But they kept coming, one just days after Wattenbarger, with help from daughter-in-law Melissa Wattenbarger, had registered on an adoption Web site to find her birth daughters.

Finally, she returned the call. A confidential court advocate in Detroit told her one of the baby girls she had given up almost 40 years before was looking for her.

* * *

Mother and daughter talked on the phone for hours.

Masters learned her birth father had died several years after she was born. Wattenbarger learned Airey lived in England and had been diagnosed with non-Hodgkins lymphoma. Photographs and e-mails were exchanged and then the three, two daughters and their birth mother, met to reclaim a lost life.

This is how Wattenberger imagined it: A knock at the door, and standing there would be two tall, slender, dark-headed beauties.

"It turns out they are tall, slender, dark-haired and beautiful," said Wattenbarger, adding that they look like their birth father. "I thought we did a pretty fine job of producing two very pretty girls."

Like a connect-the-dot picture, finally they could see how it all came together. The big hands, long fingers, the second toes longer than the big toes - they all run in the family. Masters' quirky, somewhat sarcastic sense of humor mirrors Wattenbarger's. Her love for animals, healthy living and the outdoors is just like her Aunt Patti's. A granddaughter has a beautiful singing voice and Wattenbarger, chorus director of Northland Sweet Adelines, has been singing with the group for 32 years.

Their sense of direction is horrendous.

"Who knew that was genetic?" joked Masters. "It seems like a dream. It is still hard to believe that it is real. It has probably been the best experience I've had in my life. It is so easy. That is the most surprising thing. It is so much easier than I thought - talking and getting to know each other."
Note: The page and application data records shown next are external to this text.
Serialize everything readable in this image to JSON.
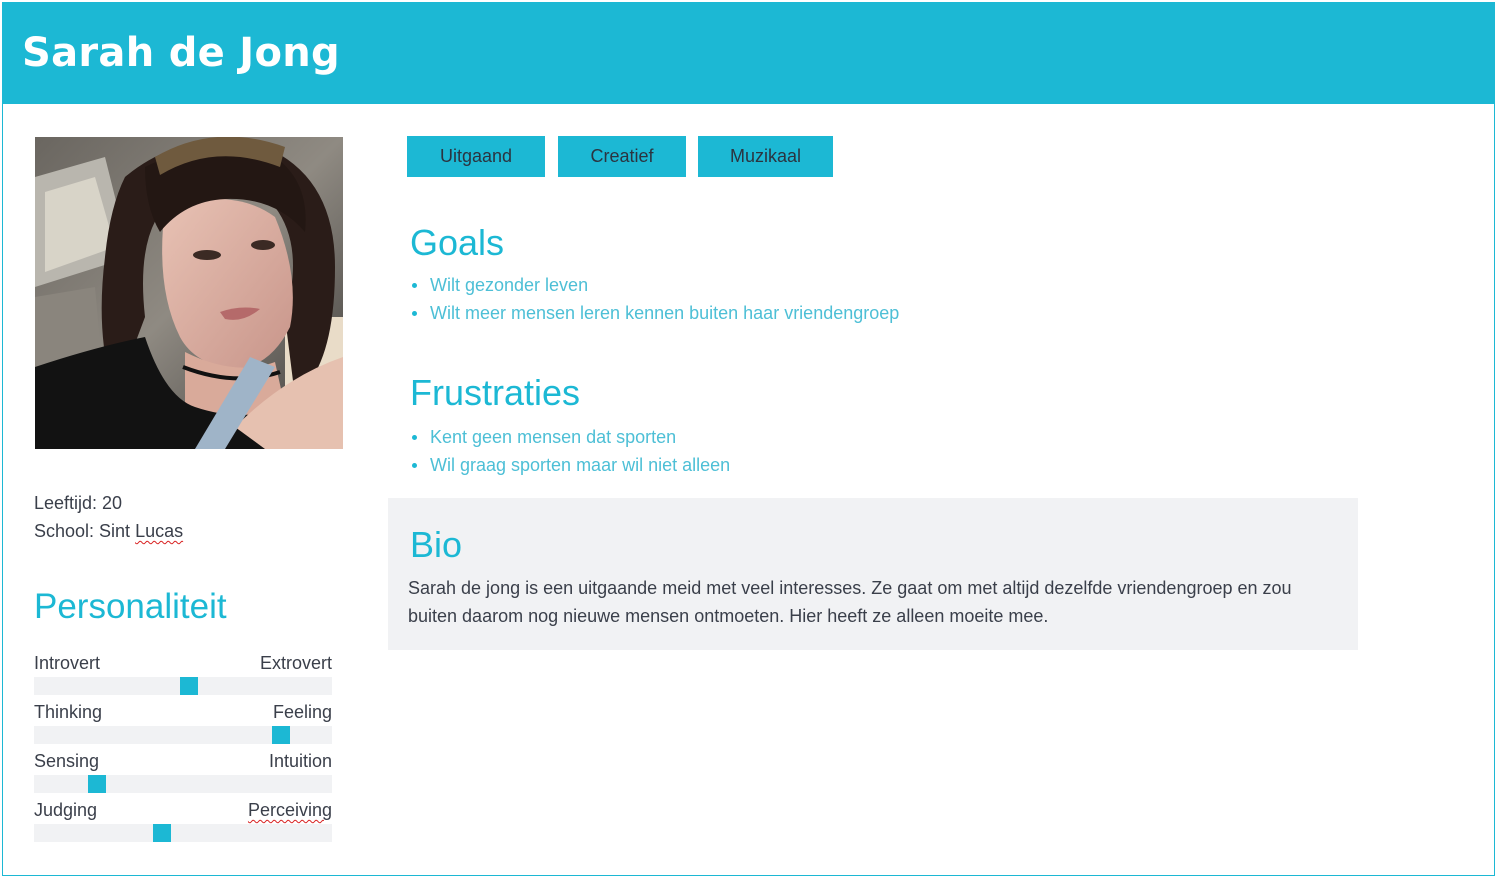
{
  "header": {
    "name": "Sarah de Jong"
  },
  "profile": {
    "photo_alt": "profile-photo",
    "age_label": "Leeftijd: 20",
    "school_prefix": "School: Sint ",
    "school_name": "Lucas"
  },
  "personality": {
    "title": "Personaliteit",
    "traits": [
      {
        "left": "Introvert",
        "right": "Extrovert",
        "value": 0.52
      },
      {
        "left": "Thinking",
        "right": "Feeling",
        "value": 0.83
      },
      {
        "left": "Sensing",
        "right": "Intuition",
        "value": 0.21
      },
      {
        "left": "Judging",
        "right": "Perceiving",
        "value": 0.43
      }
    ]
  },
  "tags": [
    "Uitgaand",
    "Creatief",
    "Muzikaal"
  ],
  "goals": {
    "title": "Goals",
    "items": [
      "Wilt gezonder leven",
      "Wilt meer mensen leren kennen buiten haar vriendengroep"
    ]
  },
  "frustrations": {
    "title": "Frustraties",
    "items": [
      "Kent geen mensen dat sporten",
      "Wil graag sporten maar wil niet alleen"
    ]
  },
  "bio": {
    "title": "Bio",
    "text": "Sarah de jong is een uitgaande meid met veel interesses. Ze gaat om met altijd dezelfde vriendengroep en zou buiten daarom nog nieuwe mensen ontmoeten. Hier heeft ze alleen moeite mee."
  },
  "colors": {
    "accent": "#1cb8d4",
    "track": "#f1f2f4",
    "text": "#3a3f4a"
  }
}
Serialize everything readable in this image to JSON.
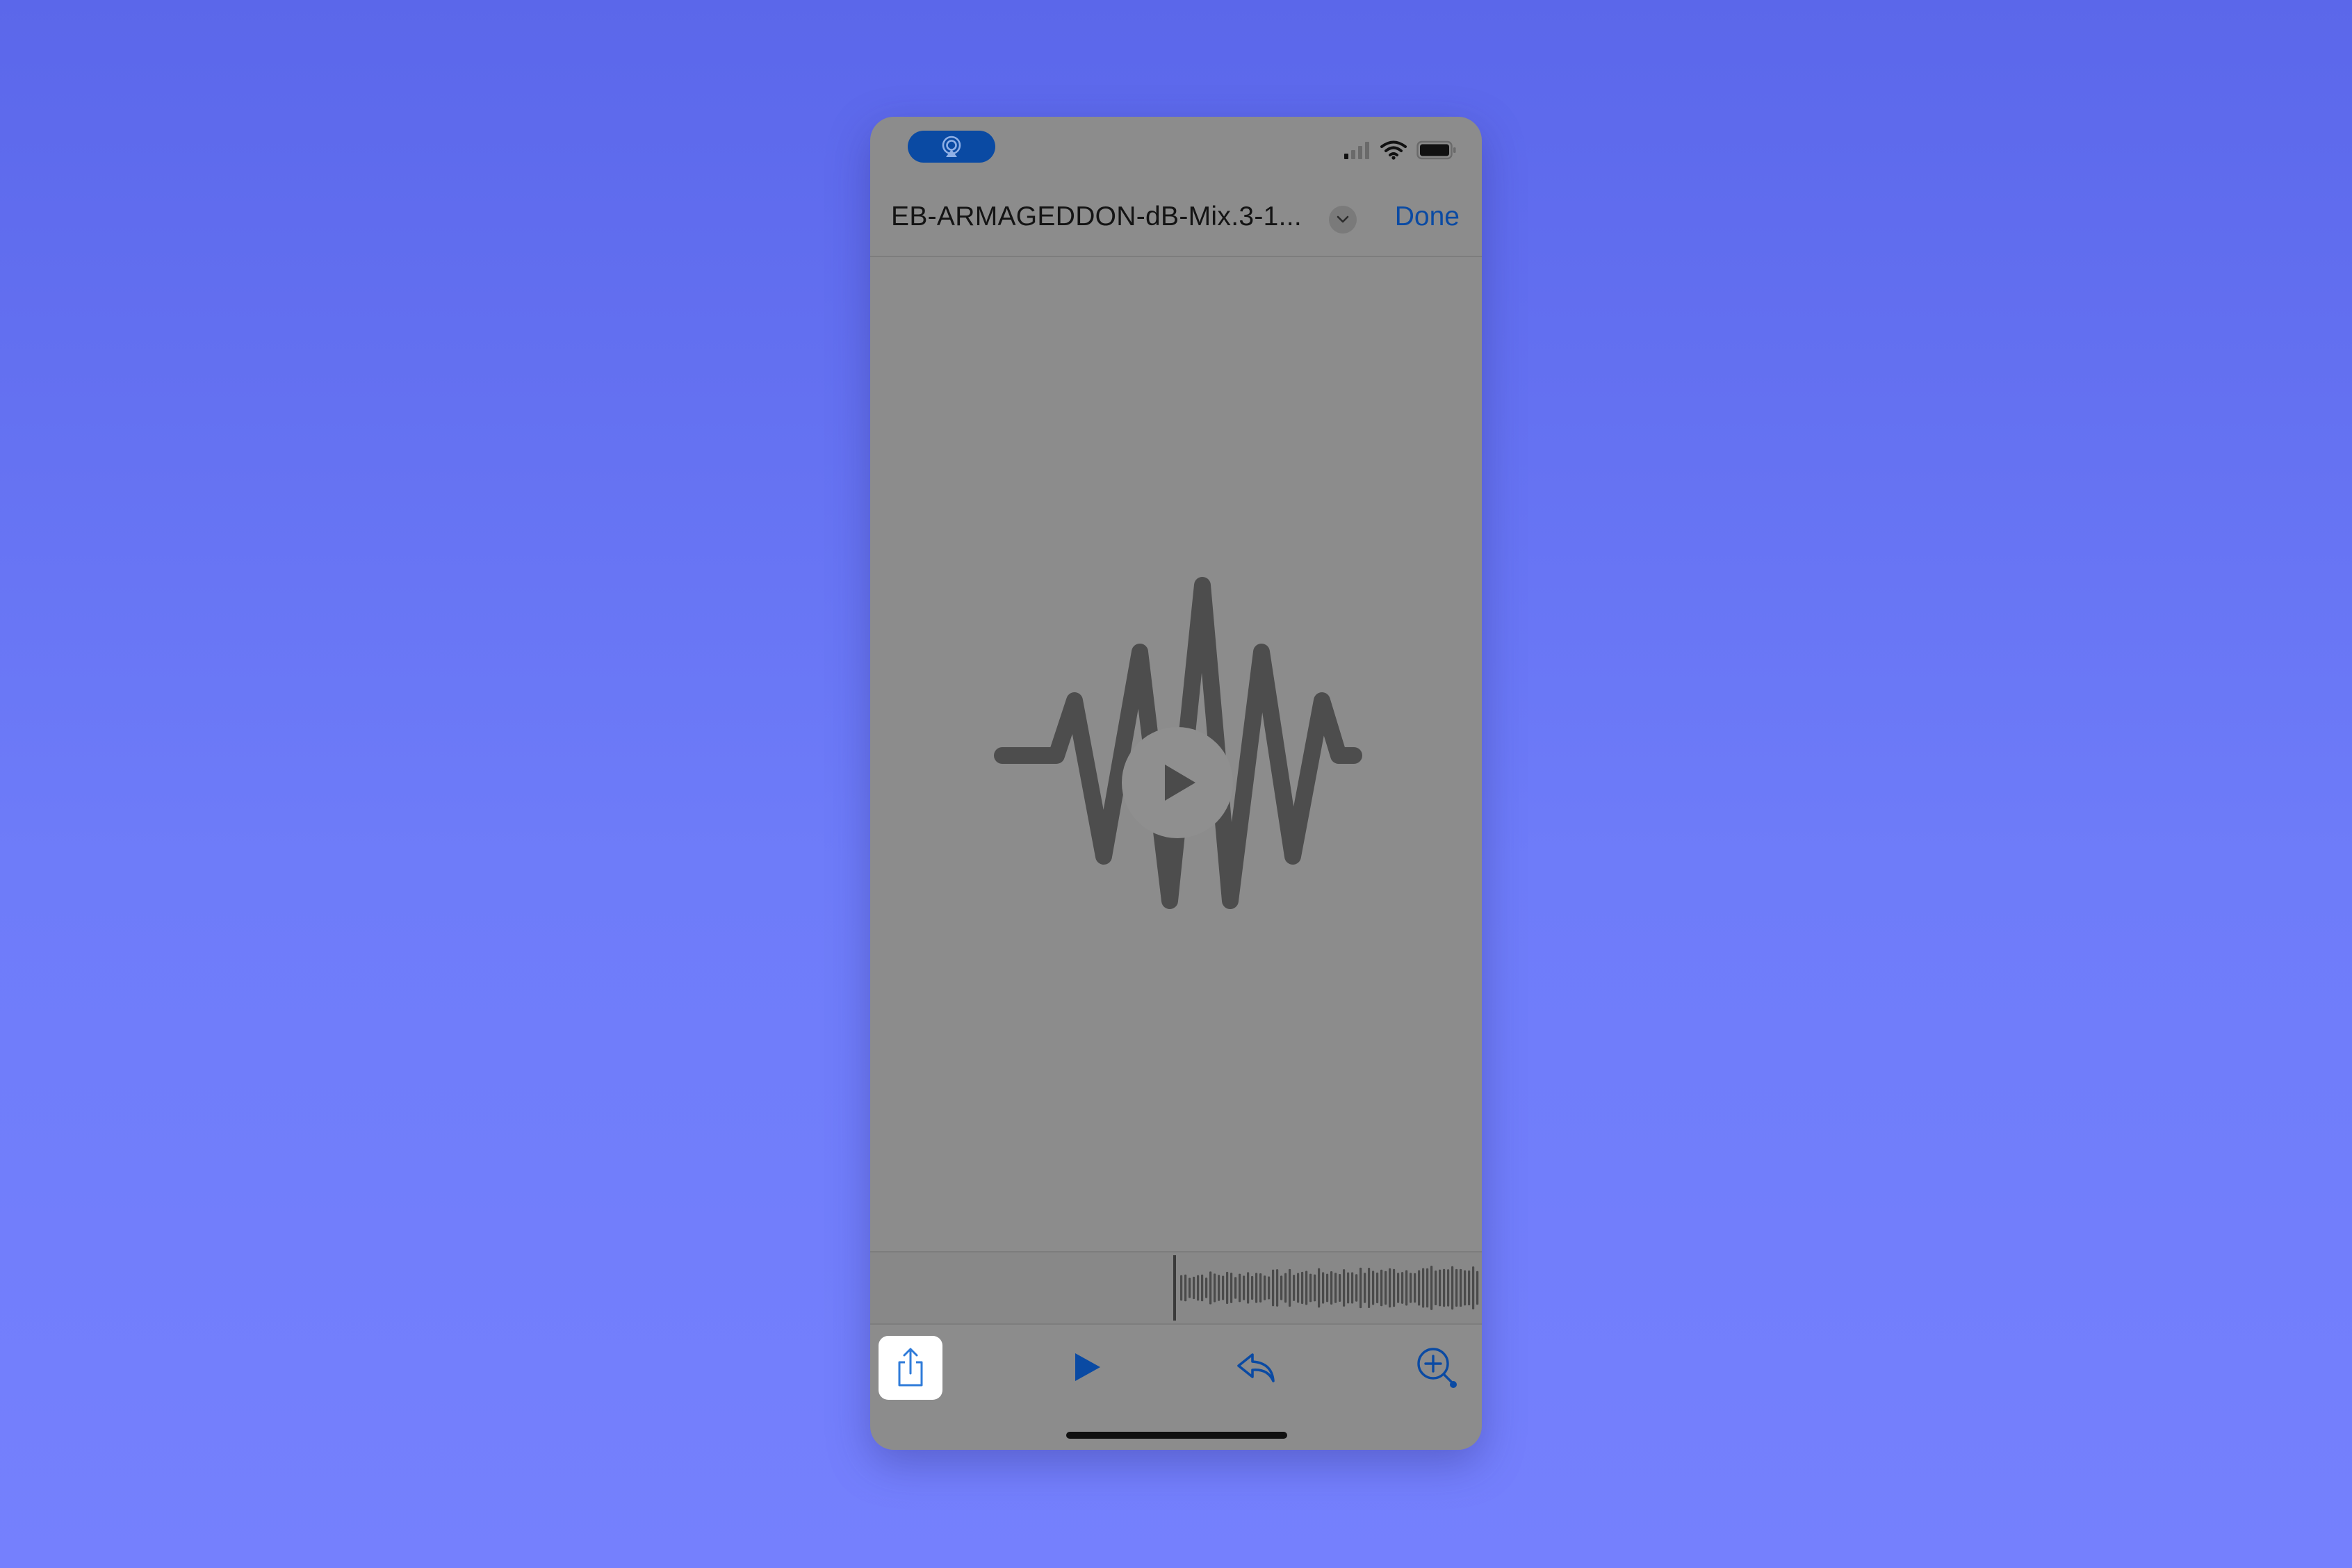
{
  "status_bar": {
    "airplay_pill_icon": "airplay-audio-icon",
    "signal_icon": "cellular-signal-icon",
    "wifi_icon": "wifi-icon",
    "battery_icon": "battery-icon"
  },
  "nav": {
    "title": "EB-ARMAGEDDON-dB-Mix.3-1...",
    "done_label": "Done",
    "chevron_icon": "chevron-down-icon"
  },
  "preview": {
    "artwork_icon": "audio-waveform-icon",
    "play_icon": "play-icon"
  },
  "toolbar": {
    "share_icon": "share-icon",
    "play_icon": "play-icon",
    "reply_icon": "reply-icon",
    "zoom_icon": "zoom-in-icon"
  },
  "colors": {
    "accent": "#0a4aa3",
    "background_top": "#5b67ea",
    "background_bottom": "#7580fd",
    "sheet": "#8c8c8c",
    "artwork": "#4d4d4d"
  }
}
Over time, Wattenbarger learned the sisters had a less than perfect relationship with their adoptive mother and never felt they were truly a part of the family.

"I think they had their problems with their adoptive parents, but their parents must have done a lot of things right because they turned out to be such caring, sweet people," she said. "They were able to give them things that I couldn't then and now, I'm able to give them things that their parents can't, at this point in their lives."

For Masters, finding her roots has given her the chance to feel content, normal.

"It's given me a sense of belonging to someone," she said. "I think of all the years I wanted to know and I waited ... Maybe I shouldn't have waited so long."

The reunion gave Wattenbarger a chance to explain herself to her birth daughters.

"She had this hurt in her heart," said Melissa Wattenbarger, who is married to Kathy Wattenbarger's only son, Jarrod, 37. "It's like a part of her ... something was always missing.

"Suddenly, she had these little girls again. We couldn't believe it. We were in awe. It is like a new life to her ... a completeness. She has her two girls. Her babies are finally home."